One must exercise some discernment, of course, in reading any autobiography. There is the inevitable temptation for the diarist or autobiographer to present himself or herself in a better light than is warranted or, in some cases, in a worse light. Robert Murray McCheyne once left off keeping a diary for that very reason: he felt it was a temptation to his pride. On the other hand, the realities of creation, fall, and redemption are all wonderfully and very helpfully depicted in every individual Christian life if only one has eyes to see. The whole grand scheme of biblical truth is confirmed in your own life every day. You are the proof of the Bible if only you pay attention to your experience! Those who pay the closest attention to that experience are often those, indeed usually those who write it down. And then, of course, every life is connected to every other, at least in the plan and purpose of God. It was this fact that led Alexander Whyte to say in a sermon, “…each individual life, had we courage to feel it, is the centre of the whole providential scheme. Had you, had I, lent to us the gift of divine intelligence, we would see all life radiating from our own souls. Every life is the centre and key of the great whole.” Every single life in our congregation is worth an autobiography, would be a story usefully told for the benefit of others, if only each man and each woman thought carefully about his or her life as a Christian walking with God and wrote down those thoughts in clear English. We tend to think of our lives as too small to be of any real importance, but the living God is in our lives making them what they are! We are all, every one of us, en route to positions of immortal greatness. Think of what your life would teach others if well observed and well written: the faithfulness of God, the difficulty of salvation, the great challenge of offering the Lord a holy life, the adventure of faith and prayer, and all the rest. Perhaps few would be published, but writing down your life in the form of a diary, a reflection written before God day by day, might not only at last prove a blessing for yourself and your loved ones; though it will surely be that! Think of our beloved elder Ken Anderson’s autobiographical account, published for his family near the end of his faithful life. Boston wrote his Memoir for his children and it has been the blessing of thousands upon thousands ever since! One great benefit of reading autobiographies is that they tend to inspire the Christians who read them to write their own. Keeping a journal has always been an important means of living a more reflective, serious, and spiritually interested life.

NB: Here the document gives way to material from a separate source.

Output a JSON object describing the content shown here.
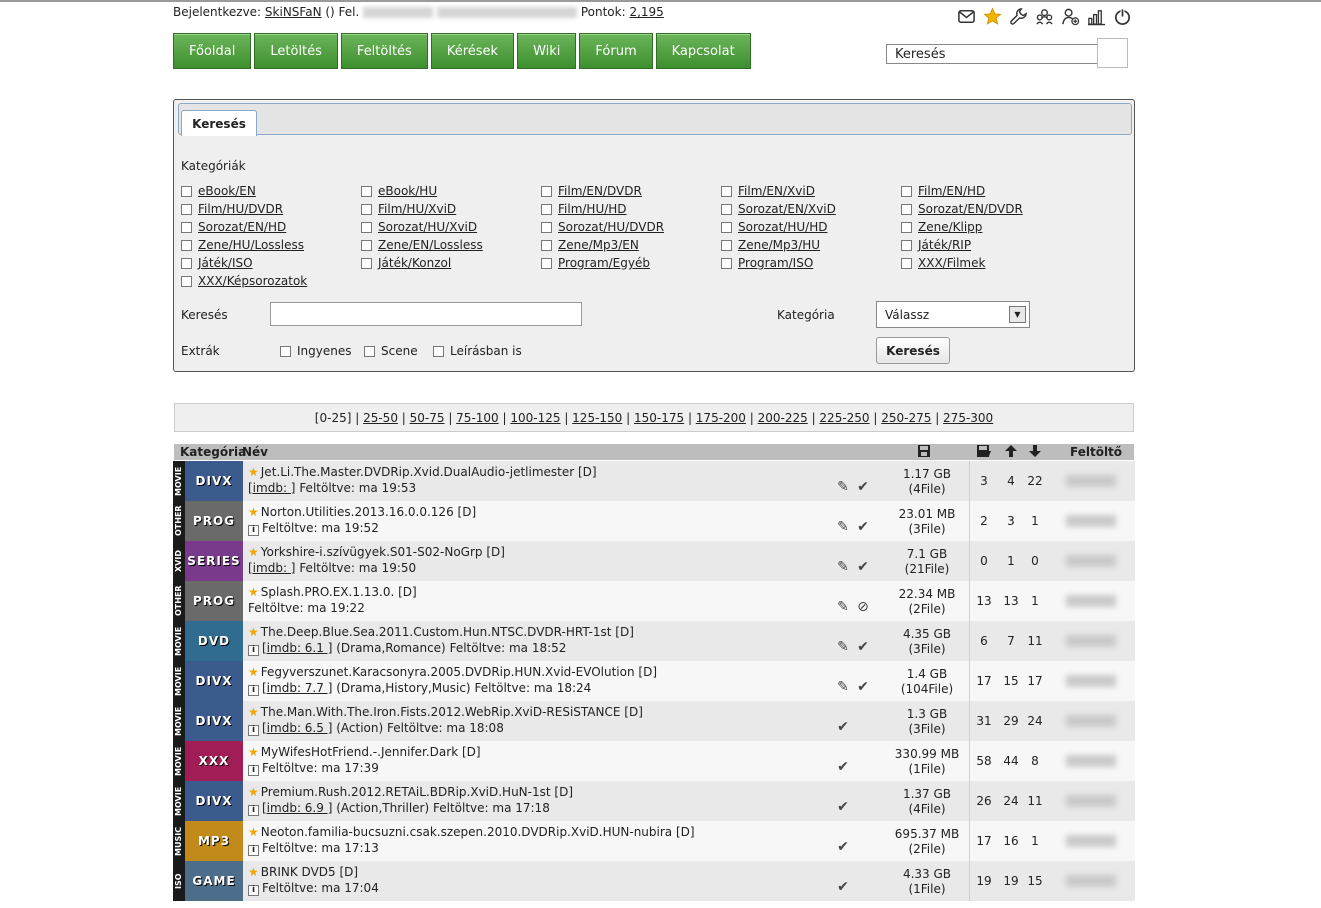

So mused I silently, as o’er and o’er
I turned the wrinkled pages lying round,
The well-worn relics of long-buried years,
Which rise to life again in every page;
Brief memories of love, and grief, and peace,
With glimpses of still unforgotten scenes; –
Face and names of former days are here.